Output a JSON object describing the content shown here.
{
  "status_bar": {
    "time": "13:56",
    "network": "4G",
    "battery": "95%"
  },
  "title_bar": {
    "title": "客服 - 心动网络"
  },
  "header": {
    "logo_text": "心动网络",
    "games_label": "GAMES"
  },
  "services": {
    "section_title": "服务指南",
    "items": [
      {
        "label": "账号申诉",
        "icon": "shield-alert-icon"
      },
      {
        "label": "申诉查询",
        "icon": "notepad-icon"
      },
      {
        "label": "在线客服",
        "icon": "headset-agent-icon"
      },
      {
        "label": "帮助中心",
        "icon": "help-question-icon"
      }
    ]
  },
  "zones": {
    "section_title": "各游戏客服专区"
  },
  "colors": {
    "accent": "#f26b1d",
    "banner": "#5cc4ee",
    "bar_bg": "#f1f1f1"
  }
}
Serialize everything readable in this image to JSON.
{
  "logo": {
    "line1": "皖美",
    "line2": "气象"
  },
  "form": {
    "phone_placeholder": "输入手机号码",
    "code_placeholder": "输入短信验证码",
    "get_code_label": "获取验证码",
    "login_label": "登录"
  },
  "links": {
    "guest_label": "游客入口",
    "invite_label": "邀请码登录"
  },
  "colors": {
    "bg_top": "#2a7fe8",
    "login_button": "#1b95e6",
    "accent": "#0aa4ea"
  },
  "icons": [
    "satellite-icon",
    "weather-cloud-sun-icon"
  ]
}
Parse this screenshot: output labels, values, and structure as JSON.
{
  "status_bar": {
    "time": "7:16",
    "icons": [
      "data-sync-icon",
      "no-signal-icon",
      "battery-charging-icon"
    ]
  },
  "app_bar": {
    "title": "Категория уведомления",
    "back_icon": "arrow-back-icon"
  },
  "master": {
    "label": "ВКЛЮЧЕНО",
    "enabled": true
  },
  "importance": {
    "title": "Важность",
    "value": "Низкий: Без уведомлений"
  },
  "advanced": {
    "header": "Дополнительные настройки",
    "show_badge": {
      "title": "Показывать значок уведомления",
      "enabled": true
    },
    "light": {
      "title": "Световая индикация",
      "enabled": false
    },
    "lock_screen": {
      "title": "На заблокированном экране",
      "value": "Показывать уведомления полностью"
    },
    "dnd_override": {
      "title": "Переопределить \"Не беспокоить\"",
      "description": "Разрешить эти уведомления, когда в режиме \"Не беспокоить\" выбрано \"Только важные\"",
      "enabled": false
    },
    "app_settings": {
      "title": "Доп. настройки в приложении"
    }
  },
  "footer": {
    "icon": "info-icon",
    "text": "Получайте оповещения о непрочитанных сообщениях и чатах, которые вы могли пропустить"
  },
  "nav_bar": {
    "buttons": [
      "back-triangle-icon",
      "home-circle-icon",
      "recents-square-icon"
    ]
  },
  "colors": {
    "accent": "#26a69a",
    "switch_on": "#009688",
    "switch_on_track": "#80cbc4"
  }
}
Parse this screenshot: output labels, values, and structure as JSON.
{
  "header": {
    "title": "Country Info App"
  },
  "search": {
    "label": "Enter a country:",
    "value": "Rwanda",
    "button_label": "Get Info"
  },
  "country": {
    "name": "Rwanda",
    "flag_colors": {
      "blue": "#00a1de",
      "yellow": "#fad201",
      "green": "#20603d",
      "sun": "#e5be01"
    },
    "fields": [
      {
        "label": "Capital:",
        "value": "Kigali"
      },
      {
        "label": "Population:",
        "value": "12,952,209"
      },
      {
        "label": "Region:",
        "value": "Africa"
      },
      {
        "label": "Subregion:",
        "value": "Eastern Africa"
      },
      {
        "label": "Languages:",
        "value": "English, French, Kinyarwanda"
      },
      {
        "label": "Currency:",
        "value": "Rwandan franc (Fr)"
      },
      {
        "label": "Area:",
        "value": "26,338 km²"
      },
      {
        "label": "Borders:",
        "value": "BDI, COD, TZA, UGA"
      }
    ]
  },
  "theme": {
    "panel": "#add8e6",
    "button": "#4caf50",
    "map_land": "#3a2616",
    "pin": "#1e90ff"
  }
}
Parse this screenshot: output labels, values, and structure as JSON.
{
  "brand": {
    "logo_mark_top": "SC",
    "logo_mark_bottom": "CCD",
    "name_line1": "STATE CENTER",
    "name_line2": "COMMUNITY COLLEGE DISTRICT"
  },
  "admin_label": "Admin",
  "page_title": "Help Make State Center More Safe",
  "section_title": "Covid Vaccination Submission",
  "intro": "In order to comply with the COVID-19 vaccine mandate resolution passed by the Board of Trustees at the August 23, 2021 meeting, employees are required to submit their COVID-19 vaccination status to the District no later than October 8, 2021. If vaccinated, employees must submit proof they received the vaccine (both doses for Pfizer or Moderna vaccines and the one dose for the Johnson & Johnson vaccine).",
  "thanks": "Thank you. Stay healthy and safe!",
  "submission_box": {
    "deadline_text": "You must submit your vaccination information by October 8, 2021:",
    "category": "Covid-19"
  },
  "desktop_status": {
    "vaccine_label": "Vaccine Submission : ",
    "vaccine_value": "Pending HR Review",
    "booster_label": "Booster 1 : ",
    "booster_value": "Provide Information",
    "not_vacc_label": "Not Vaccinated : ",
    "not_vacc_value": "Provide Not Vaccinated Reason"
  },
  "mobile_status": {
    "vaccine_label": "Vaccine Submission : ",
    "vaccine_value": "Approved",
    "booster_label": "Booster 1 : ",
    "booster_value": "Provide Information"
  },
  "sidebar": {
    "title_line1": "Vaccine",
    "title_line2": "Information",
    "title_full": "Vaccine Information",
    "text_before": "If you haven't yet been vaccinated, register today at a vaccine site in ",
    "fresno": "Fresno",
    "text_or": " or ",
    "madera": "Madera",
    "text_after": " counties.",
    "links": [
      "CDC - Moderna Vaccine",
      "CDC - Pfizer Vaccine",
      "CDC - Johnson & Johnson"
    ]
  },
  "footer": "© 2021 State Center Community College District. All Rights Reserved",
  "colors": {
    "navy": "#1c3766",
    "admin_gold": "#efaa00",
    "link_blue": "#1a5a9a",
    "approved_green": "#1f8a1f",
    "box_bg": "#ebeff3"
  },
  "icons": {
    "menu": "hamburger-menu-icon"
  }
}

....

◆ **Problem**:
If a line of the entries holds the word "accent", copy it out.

◆ **Your response**:
    "accent": "#f26b1d",
    "accent": "#0aa4ea"
    "accent": "#26a69a",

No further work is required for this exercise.